--- Material for this task Enclosed Below ---
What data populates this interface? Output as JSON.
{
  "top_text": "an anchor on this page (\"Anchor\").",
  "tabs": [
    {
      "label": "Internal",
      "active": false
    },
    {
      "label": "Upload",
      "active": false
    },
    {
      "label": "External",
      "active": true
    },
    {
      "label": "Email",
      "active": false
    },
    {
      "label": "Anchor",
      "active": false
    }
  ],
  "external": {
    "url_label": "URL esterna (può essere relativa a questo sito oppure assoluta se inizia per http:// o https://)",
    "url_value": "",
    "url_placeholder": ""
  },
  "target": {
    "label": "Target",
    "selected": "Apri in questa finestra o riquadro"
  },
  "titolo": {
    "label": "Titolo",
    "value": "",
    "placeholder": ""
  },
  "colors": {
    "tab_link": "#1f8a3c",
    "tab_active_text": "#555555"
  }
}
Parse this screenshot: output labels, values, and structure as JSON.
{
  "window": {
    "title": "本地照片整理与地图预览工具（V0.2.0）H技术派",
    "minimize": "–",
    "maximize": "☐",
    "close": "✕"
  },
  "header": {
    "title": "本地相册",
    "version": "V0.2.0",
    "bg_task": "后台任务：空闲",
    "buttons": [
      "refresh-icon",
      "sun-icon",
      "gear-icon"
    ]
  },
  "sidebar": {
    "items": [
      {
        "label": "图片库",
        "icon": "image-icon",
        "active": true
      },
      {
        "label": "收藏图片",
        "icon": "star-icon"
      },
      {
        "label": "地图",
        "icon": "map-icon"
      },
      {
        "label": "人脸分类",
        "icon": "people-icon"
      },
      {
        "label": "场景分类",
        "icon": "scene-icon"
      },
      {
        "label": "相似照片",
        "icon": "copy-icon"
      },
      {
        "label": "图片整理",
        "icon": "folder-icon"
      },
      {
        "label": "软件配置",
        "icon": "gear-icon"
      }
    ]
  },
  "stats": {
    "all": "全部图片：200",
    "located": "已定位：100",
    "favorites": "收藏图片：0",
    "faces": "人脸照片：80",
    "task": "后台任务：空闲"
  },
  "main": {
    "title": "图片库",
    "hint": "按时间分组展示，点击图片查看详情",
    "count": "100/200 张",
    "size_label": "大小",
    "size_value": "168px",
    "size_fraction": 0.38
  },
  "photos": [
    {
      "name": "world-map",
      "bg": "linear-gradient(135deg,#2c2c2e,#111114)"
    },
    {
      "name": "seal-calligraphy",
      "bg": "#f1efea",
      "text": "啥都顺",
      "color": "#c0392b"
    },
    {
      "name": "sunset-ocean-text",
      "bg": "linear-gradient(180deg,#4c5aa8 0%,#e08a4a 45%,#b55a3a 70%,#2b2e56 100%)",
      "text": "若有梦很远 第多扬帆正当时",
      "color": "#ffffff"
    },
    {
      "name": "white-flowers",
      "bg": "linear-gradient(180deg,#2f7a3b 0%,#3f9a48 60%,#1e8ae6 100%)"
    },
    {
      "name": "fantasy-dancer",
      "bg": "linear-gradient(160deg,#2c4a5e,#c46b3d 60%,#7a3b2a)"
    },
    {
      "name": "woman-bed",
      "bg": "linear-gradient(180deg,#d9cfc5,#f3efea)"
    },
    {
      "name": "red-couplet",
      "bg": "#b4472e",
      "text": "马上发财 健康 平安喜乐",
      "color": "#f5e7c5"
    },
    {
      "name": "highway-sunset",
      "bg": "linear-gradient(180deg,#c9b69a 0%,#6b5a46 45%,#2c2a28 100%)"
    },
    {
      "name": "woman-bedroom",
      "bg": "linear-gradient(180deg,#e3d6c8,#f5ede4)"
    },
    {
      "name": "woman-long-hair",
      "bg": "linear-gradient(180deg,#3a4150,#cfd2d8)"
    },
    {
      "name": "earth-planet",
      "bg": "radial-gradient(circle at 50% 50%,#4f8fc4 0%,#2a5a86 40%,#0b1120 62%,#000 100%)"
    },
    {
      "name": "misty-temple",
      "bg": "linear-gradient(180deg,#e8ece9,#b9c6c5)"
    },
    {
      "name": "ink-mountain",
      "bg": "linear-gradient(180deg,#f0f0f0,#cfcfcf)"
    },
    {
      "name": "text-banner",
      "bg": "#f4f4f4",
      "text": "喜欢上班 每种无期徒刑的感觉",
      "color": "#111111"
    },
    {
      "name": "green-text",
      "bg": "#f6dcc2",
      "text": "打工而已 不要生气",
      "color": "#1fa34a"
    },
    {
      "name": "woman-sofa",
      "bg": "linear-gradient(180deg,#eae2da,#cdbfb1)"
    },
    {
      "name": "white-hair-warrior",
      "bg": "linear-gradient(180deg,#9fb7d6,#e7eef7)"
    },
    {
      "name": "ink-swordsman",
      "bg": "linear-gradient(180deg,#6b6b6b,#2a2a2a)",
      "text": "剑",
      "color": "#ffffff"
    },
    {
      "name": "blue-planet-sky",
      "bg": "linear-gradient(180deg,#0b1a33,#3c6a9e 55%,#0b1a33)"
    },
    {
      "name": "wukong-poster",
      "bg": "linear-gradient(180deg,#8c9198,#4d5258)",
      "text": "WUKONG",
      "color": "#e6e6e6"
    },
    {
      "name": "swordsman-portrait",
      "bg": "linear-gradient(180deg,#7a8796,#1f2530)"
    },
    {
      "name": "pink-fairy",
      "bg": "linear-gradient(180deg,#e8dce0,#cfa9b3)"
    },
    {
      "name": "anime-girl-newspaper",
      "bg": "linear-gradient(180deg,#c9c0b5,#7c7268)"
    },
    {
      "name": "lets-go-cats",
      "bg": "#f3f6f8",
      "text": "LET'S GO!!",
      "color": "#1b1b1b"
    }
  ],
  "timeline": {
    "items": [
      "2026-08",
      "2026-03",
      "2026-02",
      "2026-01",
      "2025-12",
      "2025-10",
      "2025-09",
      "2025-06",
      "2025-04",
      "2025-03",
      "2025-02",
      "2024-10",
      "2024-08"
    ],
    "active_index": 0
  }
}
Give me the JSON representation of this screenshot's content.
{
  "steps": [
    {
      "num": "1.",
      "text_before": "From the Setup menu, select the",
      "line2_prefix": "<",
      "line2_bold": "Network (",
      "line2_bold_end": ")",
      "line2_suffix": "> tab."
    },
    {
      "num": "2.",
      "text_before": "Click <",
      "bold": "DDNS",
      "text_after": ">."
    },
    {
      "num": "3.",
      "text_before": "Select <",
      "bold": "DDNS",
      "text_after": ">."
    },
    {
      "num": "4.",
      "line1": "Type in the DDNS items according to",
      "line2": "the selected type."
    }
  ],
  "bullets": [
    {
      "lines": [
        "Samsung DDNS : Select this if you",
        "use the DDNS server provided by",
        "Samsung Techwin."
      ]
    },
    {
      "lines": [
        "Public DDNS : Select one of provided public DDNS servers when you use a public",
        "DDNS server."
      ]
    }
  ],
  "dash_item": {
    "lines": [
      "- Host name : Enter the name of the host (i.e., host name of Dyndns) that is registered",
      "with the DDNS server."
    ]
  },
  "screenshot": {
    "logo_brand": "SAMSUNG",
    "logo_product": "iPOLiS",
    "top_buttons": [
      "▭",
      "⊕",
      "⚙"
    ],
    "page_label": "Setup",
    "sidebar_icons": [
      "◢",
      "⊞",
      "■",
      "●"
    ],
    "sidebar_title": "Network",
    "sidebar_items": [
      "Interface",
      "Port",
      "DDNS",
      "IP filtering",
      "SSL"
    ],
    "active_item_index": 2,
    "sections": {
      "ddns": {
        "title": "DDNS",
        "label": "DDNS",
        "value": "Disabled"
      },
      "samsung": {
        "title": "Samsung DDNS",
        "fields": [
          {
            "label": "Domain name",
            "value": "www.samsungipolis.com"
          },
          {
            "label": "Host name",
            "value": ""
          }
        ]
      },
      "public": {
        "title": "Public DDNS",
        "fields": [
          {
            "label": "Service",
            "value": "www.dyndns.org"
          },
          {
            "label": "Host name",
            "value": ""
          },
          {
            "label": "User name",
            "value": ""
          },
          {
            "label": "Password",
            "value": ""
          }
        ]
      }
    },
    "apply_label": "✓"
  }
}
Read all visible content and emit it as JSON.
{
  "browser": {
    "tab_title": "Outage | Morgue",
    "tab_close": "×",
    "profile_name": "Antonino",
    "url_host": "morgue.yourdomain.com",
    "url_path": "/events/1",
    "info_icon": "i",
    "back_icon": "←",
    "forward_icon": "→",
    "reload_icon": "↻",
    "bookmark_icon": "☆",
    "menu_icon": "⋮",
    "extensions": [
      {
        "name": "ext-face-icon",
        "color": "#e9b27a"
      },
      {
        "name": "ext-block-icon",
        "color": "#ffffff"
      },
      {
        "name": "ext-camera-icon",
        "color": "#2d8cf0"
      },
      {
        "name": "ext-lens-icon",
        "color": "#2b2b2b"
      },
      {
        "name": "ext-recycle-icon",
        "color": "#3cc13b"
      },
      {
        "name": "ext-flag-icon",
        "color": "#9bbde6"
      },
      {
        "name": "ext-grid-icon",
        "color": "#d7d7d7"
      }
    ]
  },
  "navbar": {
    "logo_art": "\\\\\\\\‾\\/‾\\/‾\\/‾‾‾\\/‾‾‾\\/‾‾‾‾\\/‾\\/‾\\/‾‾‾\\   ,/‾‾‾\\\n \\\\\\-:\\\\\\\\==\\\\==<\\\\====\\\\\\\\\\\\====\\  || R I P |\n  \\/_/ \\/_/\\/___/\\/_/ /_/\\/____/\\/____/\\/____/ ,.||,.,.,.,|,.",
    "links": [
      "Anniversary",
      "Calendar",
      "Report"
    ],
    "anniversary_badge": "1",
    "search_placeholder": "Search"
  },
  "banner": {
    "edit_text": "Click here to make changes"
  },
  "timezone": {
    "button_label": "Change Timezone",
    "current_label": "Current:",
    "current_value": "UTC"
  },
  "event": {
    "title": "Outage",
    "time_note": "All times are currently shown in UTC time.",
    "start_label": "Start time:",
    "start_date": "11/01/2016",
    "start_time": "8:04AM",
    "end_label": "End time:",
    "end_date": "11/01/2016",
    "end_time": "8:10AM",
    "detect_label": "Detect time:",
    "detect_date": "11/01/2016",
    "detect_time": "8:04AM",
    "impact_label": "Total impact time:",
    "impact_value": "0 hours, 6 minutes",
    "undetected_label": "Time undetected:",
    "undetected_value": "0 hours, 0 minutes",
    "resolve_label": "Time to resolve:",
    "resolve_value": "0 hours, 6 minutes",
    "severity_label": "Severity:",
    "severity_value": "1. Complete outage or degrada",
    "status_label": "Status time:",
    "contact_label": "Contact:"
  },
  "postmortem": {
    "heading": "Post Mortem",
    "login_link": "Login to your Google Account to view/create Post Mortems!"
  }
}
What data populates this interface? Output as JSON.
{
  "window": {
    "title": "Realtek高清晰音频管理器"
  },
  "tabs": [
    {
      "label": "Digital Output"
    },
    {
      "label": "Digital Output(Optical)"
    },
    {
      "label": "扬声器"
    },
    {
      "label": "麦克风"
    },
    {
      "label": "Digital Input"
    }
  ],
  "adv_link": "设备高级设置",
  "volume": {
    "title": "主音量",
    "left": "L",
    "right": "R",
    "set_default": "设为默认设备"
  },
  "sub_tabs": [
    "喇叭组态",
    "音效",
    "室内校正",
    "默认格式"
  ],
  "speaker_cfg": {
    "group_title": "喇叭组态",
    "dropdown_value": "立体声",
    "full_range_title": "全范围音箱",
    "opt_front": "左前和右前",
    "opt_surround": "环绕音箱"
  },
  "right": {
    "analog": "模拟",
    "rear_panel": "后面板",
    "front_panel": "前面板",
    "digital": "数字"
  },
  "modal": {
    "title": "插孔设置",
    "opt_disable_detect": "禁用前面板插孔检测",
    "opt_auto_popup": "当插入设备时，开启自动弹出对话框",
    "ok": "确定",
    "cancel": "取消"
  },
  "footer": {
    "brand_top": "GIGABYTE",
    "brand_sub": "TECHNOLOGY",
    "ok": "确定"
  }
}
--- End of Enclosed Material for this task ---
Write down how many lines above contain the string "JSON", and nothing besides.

*Your solution*.
5